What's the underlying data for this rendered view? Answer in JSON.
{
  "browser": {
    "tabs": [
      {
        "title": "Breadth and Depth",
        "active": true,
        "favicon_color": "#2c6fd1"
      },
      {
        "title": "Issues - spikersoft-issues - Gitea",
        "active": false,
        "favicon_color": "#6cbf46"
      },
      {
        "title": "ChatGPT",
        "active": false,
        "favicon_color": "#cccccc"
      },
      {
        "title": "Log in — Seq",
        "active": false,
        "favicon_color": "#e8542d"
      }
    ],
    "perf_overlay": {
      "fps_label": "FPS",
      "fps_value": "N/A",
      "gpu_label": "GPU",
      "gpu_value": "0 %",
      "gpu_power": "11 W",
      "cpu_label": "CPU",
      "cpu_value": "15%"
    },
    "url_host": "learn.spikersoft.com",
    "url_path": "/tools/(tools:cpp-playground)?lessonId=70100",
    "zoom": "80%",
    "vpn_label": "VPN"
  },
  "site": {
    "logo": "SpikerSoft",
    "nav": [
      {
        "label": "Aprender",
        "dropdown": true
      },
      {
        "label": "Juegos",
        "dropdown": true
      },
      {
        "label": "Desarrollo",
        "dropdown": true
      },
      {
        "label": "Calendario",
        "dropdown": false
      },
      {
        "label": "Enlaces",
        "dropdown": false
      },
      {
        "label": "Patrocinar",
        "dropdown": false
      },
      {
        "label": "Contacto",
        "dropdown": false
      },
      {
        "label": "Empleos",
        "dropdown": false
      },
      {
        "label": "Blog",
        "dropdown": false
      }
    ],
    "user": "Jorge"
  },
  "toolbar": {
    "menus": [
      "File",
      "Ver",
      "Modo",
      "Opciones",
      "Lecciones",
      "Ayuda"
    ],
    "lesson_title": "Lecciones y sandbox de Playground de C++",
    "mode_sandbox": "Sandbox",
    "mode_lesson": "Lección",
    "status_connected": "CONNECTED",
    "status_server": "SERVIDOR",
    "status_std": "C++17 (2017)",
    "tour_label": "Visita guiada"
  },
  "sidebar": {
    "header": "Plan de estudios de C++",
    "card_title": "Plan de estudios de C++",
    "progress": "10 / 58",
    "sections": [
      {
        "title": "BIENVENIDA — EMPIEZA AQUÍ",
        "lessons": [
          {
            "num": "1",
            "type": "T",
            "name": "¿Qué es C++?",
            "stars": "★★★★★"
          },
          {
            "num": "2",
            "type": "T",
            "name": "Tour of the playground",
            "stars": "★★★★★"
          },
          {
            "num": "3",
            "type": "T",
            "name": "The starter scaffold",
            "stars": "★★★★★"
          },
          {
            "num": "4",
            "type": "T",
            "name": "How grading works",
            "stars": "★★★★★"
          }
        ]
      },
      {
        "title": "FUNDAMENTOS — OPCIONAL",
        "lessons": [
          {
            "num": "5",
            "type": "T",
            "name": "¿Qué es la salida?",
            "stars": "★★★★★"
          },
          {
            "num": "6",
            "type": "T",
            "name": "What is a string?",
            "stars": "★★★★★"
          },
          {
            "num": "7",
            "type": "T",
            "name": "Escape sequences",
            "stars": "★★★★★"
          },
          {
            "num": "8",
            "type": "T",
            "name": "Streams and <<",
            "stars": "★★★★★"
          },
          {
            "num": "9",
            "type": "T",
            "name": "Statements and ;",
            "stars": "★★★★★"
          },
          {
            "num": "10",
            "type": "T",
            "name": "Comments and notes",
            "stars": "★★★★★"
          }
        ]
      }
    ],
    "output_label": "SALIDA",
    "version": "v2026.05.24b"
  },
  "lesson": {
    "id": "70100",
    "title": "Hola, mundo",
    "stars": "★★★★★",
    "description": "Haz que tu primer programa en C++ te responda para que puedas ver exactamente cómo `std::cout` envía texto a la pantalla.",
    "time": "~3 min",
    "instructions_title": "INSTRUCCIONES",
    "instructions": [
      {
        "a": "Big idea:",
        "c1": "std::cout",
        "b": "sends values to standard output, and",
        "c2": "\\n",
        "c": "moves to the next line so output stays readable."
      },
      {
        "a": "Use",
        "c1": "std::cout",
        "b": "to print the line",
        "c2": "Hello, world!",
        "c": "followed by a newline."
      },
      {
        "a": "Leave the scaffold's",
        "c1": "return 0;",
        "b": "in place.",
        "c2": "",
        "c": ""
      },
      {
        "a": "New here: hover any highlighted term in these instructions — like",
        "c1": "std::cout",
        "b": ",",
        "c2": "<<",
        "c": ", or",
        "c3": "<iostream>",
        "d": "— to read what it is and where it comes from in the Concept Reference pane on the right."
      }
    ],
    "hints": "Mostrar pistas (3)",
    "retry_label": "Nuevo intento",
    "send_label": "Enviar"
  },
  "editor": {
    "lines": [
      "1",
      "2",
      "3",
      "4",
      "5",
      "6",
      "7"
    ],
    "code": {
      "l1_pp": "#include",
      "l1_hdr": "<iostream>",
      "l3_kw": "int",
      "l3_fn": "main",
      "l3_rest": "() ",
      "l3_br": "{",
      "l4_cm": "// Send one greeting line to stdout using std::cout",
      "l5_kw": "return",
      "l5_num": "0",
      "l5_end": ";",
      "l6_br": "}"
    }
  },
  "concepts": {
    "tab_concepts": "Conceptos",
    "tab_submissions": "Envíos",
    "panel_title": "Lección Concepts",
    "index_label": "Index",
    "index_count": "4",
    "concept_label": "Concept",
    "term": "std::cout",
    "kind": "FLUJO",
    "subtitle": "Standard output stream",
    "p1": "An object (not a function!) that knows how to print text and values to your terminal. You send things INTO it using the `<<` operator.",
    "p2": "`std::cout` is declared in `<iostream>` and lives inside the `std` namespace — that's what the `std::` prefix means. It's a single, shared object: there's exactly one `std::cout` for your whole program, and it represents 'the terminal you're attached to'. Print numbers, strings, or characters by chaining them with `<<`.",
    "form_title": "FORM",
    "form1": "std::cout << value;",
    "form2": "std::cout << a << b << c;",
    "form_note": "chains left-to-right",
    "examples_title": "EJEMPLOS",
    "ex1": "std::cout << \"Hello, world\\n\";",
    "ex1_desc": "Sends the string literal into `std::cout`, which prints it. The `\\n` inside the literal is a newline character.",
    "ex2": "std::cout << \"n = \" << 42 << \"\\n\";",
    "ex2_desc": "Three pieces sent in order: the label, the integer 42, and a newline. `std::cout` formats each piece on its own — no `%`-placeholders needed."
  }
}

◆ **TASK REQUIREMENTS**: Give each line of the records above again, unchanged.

◆ **TASK OUTPUT**:
What's the underlying data for this rendered view? Answer in JSON.
{
  "browser": {
    "tabs": [
      {
        "title": "Breadth and Depth",
        "active": true,
        "favicon_color": "#2c6fd1"
      },
      {
        "title": "Issues - spikersoft-issues - Gitea",
        "active": false,
        "favicon_color": "#6cbf46"
      },
      {
        "title": "ChatGPT",
        "active": false,
        "favicon_color": "#cccccc"
      },
      {
        "title": "Log in — Seq",
        "active": false,
        "favicon_color": "#e8542d"
      }
    ],
    "perf_overlay": {
      "fps_label": "FPS",
      "fps_value": "N/A",
      "gpu_label": "GPU",
      "gpu_value": "0 %",
      "gpu_power": "11 W",
      "cpu_label": "CPU",
      "cpu_value": "15%"
    },
    "url_host": "learn.spikersoft.com",
    "url_path": "/tools/(tools:cpp-playground)?lessonId=70100",
    "zoom": "80%",
    "vpn_label": "VPN"
  },
  "site": {
    "logo": "SpikerSoft",
    "nav": [
      {
        "label": "Aprender",
        "dropdown": true
      },
      {
        "label": "Juegos",
        "dropdown": true
      },
      {
        "label": "Desarrollo",
        "dropdown": true
      },
      {
        "label": "Calendario",
        "dropdown": false
      },
      {
        "label": "Enlaces",
        "dropdown": false
      },
      {
        "label": "Patrocinar",
        "dropdown": false
      },
      {
        "label": "Contacto",
        "dropdown": false
      },
      {
        "label": "Empleos",
        "dropdown": false
      },
      {
        "label": "Blog",
        "dropdown": false
      }
    ],
    "user": "Jorge"
  },
  "toolbar": {
    "menus": [
      "File",
      "Ver",
      "Modo",
      "Opciones",
      "Lecciones",
      "Ayuda"
    ],
    "lesson_title": "Lecciones y sandbox de Playground de C++",
    "mode_sandbox": "Sandbox",
    "mode_lesson": "Lección",
    "status_connected": "CONNECTED",
    "status_server": "SERVIDOR",
    "status_std": "C++17 (2017)",
    "tour_label": "Visita guiada"
  },
  "sidebar": {
    "header": "Plan de estudios de C++",
    "card_title": "Plan de estudios de C++",
    "progress": "10 / 58",
    "sections": [
      {
        "title": "BIENVENIDA — EMPIEZA AQUÍ",
        "lessons": [
          {
            "num": "1",
            "type": "T",
            "name": "¿Qué es C++?",
            "stars": "★★★★★"
          },
          {
            "num": "2",
            "type": "T",
            "name": "Tour of the playground",
            "stars": "★★★★★"
          },
          {
            "num": "3",
            "type": "T",
            "name": "The starter scaffold",
            "stars": "★★★★★"
          },
          {
            "num": "4",
            "type": "T",
            "name": "How grading works",
            "stars": "★★★★★"
          }
        ]
      },
      {
        "title": "FUNDAMENTOS — OPCIONAL",
        "lessons": [
          {
            "num": "5",
            "type": "T",
            "name": "¿Qué es la salida?",
            "stars": "★★★★★"
          },
          {
            "num": "6",
            "type": "T",
            "name": "What is a string?",
            "stars": "★★★★★"
          },
          {
            "num": "7",
            "type": "T",
            "name": "Escape sequences",
            "stars": "★★★★★"
          },
          {
            "num": "8",
            "type": "T",
            "name": "Streams and <<",
            "stars": "★★★★★"
          },
          {
            "num": "9",
            "type": "T",
            "name": "Statements and ;",
            "stars": "★★★★★"
          },
          {
            "num": "10",
            "type": "T",
            "name": "Comments and notes",
            "stars": "★★★★★"
          }
        ]
      }
    ],
    "output_label": "SALIDA",
    "version": "v2026.05.24b"
  },
  "lesson": {
    "id": "70100",
    "title": "Hola, mundo",
    "stars": "★★★★★",
    "description": "Haz que tu primer programa en C++ te responda para que puedas ver exactamente cómo `std::cout` envía texto a la pantalla.",
    "time": "~3 min",
    "instructions_title": "INSTRUCCIONES",
    "instructions": [
      {
        "a": "Big idea:",
        "c1": "std::cout",
        "b": "sends values to standard output, and",
        "c2": "\\n",
        "c": "moves to the next line so output stays readable."
      },
      {
        "a": "Use",
        "c1": "std::cout",
        "b": "to print the line",
        "c2": "Hello, world!",
        "c": "followed by a newline."
      },
      {
        "a": "Leave the scaffold's",
        "c1": "return 0;",
        "b": "in place.",
        "c2": "",
        "c": ""
      },
      {
        "a": "New here: hover any highlighted term in these instructions — like",
        "c1": "std::cout",
        "b": ",",
        "c2": "<<",
        "c": ", or",
        "c3": "<iostream>",
        "d": "— to read what it is and where it comes from in the Concept Reference pane on the right."
      }
    ],
    "hints": "Mostrar pistas (3)",
    "retry_label": "Nuevo intento",
    "send_label": "Enviar"
  },
  "editor": {
    "lines": [
      "1",
      "2",
      "3",
      "4",
      "5",
      "6",
      "7"
    ],
    "code": {
      "l1_pp": "#include",
      "l1_hdr": "<iostream>",
      "l3_kw": "int",
      "l3_fn": "main",
      "l3_rest": "() ",
      "l3_br": "{",
      "l4_cm": "// Send one greeting line to stdout using std::cout",
      "l5_kw": "return",
      "l5_num": "0",
      "l5_end": ";",
      "l6_br": "}"
    }
  },
  "concepts": {
    "tab_concepts": "Conceptos",
    "tab_submissions": "Envíos",
    "panel_title": "Lección Concepts",
    "index_label": "Index",
    "index_count": "4",
    "concept_label": "Concept",
    "term": "std::cout",
    "kind": "FLUJO",
    "subtitle": "Standard output stream",
    "p1": "An object (not a function!) that knows how to print text and values to your terminal. You send things INTO it using the `<<` operator.",
    "p2": "`std::cout` is declared in `<iostream>` and lives inside the `std` namespace — that's what the `std::` prefix means. It's a single, shared object: there's exactly one `std::cout` for your whole program, and it represents 'the terminal you're attached to'. Print numbers, strings, or characters by chaining them with `<<`.",
    "form_title": "FORM",
    "form1": "std::cout << value;",
    "form2": "std::cout << a << b << c;",
    "form_note": "chains left-to-right",
    "examples_title": "EJEMPLOS",
    "ex1": "std::cout << \"Hello, world\\n\";",
    "ex1_desc": "Sends the string literal into `std::cout`, which prints it. The `\\n` inside the literal is a newline character.",
    "ex2": "std::cout << \"n = \" << 42 << \"\\n\";",
    "ex2_desc": "Three pieces sent in order: the label, the integer 42, and a newline. `std::cout` formats each piece on its own — no `%`-placeholders needed."
  }
}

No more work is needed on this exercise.